DATA TO USE:
★ ★ ★ ★ ★ ★ ★

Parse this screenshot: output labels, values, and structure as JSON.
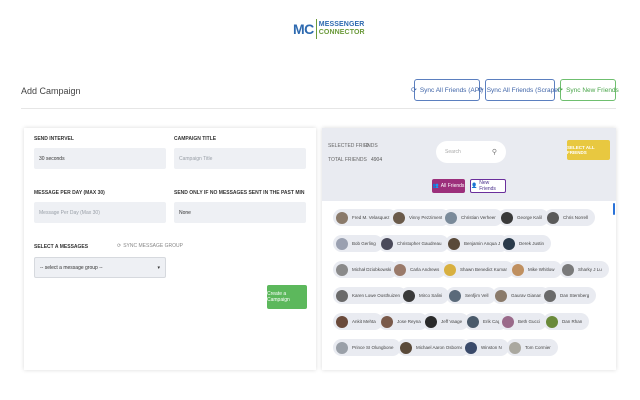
{
  "logo": {
    "mark": "MC",
    "line1": "MESSENGER",
    "line2": "CONNECTOR"
  },
  "header": {
    "title": "Add Campaign",
    "sync_api": "Sync All Friends (API)",
    "sync_scraper": "Sync All Friends (Scraper)",
    "sync_new": "Sync New Friends"
  },
  "form": {
    "send_interval_label": "SEND INTERVEL",
    "send_interval_value": "30 seconds",
    "campaign_title_label": "CAMPAIGN TITLE",
    "campaign_title_placeholder": "Campaign Title",
    "message_per_day_label": "MESSAGE PER DAY (MAX 30)",
    "message_per_day_placeholder": "Message Per Day (Max 30)",
    "send_only_label": "SEND ONLY IF NO MESSAGES SENT IN THE PAST MIN",
    "send_only_value": "None",
    "select_messages_label": "SELECT A MESSAGES",
    "sync_message_group": "SYNC MESSAGE GROUP",
    "message_group_selected": "-- select a message group --",
    "create_button": "Create a Campaign"
  },
  "friends_panel": {
    "selected_label": "SELECTED FRIENDS",
    "selected_value": "0",
    "total_label": "TOTAL FRIENDS",
    "total_value": "4904",
    "search_placeholder": "Search",
    "select_all": "SELECT ALL FRIENDS",
    "tab_all": "All Friends",
    "tab_new": "New Friends"
  },
  "friends": [
    {
      "name": "Fred M. Velasquez",
      "color": "#8a7a6a"
    },
    {
      "name": "Vinny Pezzimenti",
      "color": "#6a5a4a"
    },
    {
      "name": "Christian Verheer",
      "color": "#7a8a9a"
    },
    {
      "name": "George Kalil",
      "color": "#3a3a3a"
    },
    {
      "name": "Chris Norrell",
      "color": "#5a5a5a"
    },
    {
      "name": "Bob Gerling",
      "color": "#9aa0b0"
    },
    {
      "name": "Christopher Gaudreau",
      "color": "#4a4a5a"
    },
    {
      "name": "Benjamin Anqua Jr",
      "color": "#5a4a3a"
    },
    {
      "name": "Derek Justin",
      "color": "#2a3a4a"
    },
    {
      "name": "Michał Dziobkowski",
      "color": "#8a8a8a"
    },
    {
      "name": "Carla Andrews",
      "color": "#9a7a6a"
    },
    {
      "name": "Shawn Benedict Kumar",
      "color": "#d8b040"
    },
    {
      "name": "Mike Whitlow",
      "color": "#c09060"
    },
    {
      "name": "Sharky J Lu",
      "color": "#7a7a7a"
    },
    {
      "name": "Karen Lowe Oosthuizen",
      "color": "#6a6a6a"
    },
    {
      "name": "Mirco Salini",
      "color": "#3a3a3a"
    },
    {
      "name": "Senfjim Vell",
      "color": "#5a6a7a"
    },
    {
      "name": "Gaurav Gianani",
      "color": "#8a7a6a"
    },
    {
      "name": "Dan Sternberg",
      "color": "#6a6a6a"
    },
    {
      "name": "Ankit Mehta",
      "color": "#6a4a3a"
    },
    {
      "name": "Jose Reyna",
      "color": "#7a5a4a"
    },
    {
      "name": "Jeff Vaage",
      "color": "#2a2a2a"
    },
    {
      "name": "Erik Cagi",
      "color": "#4a5a6a"
    },
    {
      "name": "Beth Gucci",
      "color": "#9a6a8a"
    },
    {
      "name": "Dan Rhan",
      "color": "#6a8a3a"
    },
    {
      "name": "Prince SI Olungbone",
      "color": "#9aa0a8"
    },
    {
      "name": "Michael Aaron Osborne",
      "color": "#5a4a3a"
    },
    {
      "name": "Winston N",
      "color": "#3a4a6a"
    },
    {
      "name": "Tom Cormier",
      "color": "#aaa8a0"
    }
  ]
}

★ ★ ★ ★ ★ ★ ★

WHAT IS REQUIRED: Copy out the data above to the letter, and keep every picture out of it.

REPLY TO THE EXERCISE:
Parse this screenshot: output labels, values, and structure as JSON.
{
  "logo": {
    "mark": "MC",
    "line1": "MESSENGER",
    "line2": "CONNECTOR"
  },
  "header": {
    "title": "Add Campaign",
    "sync_api": "Sync All Friends (API)",
    "sync_scraper": "Sync All Friends (Scraper)",
    "sync_new": "Sync New Friends"
  },
  "form": {
    "send_interval_label": "SEND INTERVEL",
    "send_interval_value": "30 seconds",
    "campaign_title_label": "CAMPAIGN TITLE",
    "campaign_title_placeholder": "Campaign Title",
    "message_per_day_label": "MESSAGE PER DAY (MAX 30)",
    "message_per_day_placeholder": "Message Per Day (Max 30)",
    "send_only_label": "SEND ONLY IF NO MESSAGES SENT IN THE PAST MIN",
    "send_only_value": "None",
    "select_messages_label": "SELECT A MESSAGES",
    "sync_message_group": "SYNC MESSAGE GROUP",
    "message_group_selected": "-- select a message group --",
    "create_button": "Create a Campaign"
  },
  "friends_panel": {
    "selected_label": "SELECTED FRIENDS",
    "selected_value": "0",
    "total_label": "TOTAL FRIENDS",
    "total_value": "4904",
    "search_placeholder": "Search",
    "select_all": "SELECT ALL FRIENDS",
    "tab_all": "All Friends",
    "tab_new": "New Friends"
  },
  "friends": [
    {
      "name": "Fred M. Velasquez",
      "color": "#8a7a6a"
    },
    {
      "name": "Vinny Pezzimenti",
      "color": "#6a5a4a"
    },
    {
      "name": "Christian Verheer",
      "color": "#7a8a9a"
    },
    {
      "name": "George Kalil",
      "color": "#3a3a3a"
    },
    {
      "name": "Chris Norrell",
      "color": "#5a5a5a"
    },
    {
      "name": "Bob Gerling",
      "color": "#9aa0b0"
    },
    {
      "name": "Christopher Gaudreau",
      "color": "#4a4a5a"
    },
    {
      "name": "Benjamin Anqua Jr",
      "color": "#5a4a3a"
    },
    {
      "name": "Derek Justin",
      "color": "#2a3a4a"
    },
    {
      "name": "Michał Dziobkowski",
      "color": "#8a8a8a"
    },
    {
      "name": "Carla Andrews",
      "color": "#9a7a6a"
    },
    {
      "name": "Shawn Benedict Kumar",
      "color": "#d8b040"
    },
    {
      "name": "Mike Whitlow",
      "color": "#c09060"
    },
    {
      "name": "Sharky J Lu",
      "color": "#7a7a7a"
    },
    {
      "name": "Karen Lowe Oosthuizen",
      "color": "#6a6a6a"
    },
    {
      "name": "Mirco Salini",
      "color": "#3a3a3a"
    },
    {
      "name": "Senfjim Vell",
      "color": "#5a6a7a"
    },
    {
      "name": "Gaurav Gianani",
      "color": "#8a7a6a"
    },
    {
      "name": "Dan Sternberg",
      "color": "#6a6a6a"
    },
    {
      "name": "Ankit Mehta",
      "color": "#6a4a3a"
    },
    {
      "name": "Jose Reyna",
      "color": "#7a5a4a"
    },
    {
      "name": "Jeff Vaage",
      "color": "#2a2a2a"
    },
    {
      "name": "Erik Cagi",
      "color": "#4a5a6a"
    },
    {
      "name": "Beth Gucci",
      "color": "#9a6a8a"
    },
    {
      "name": "Dan Rhan",
      "color": "#6a8a3a"
    },
    {
      "name": "Prince SI Olungbone",
      "color": "#9aa0a8"
    },
    {
      "name": "Michael Aaron Osborne",
      "color": "#5a4a3a"
    },
    {
      "name": "Winston N",
      "color": "#3a4a6a"
    },
    {
      "name": "Tom Cormier",
      "color": "#aaa8a0"
    }
  ]
}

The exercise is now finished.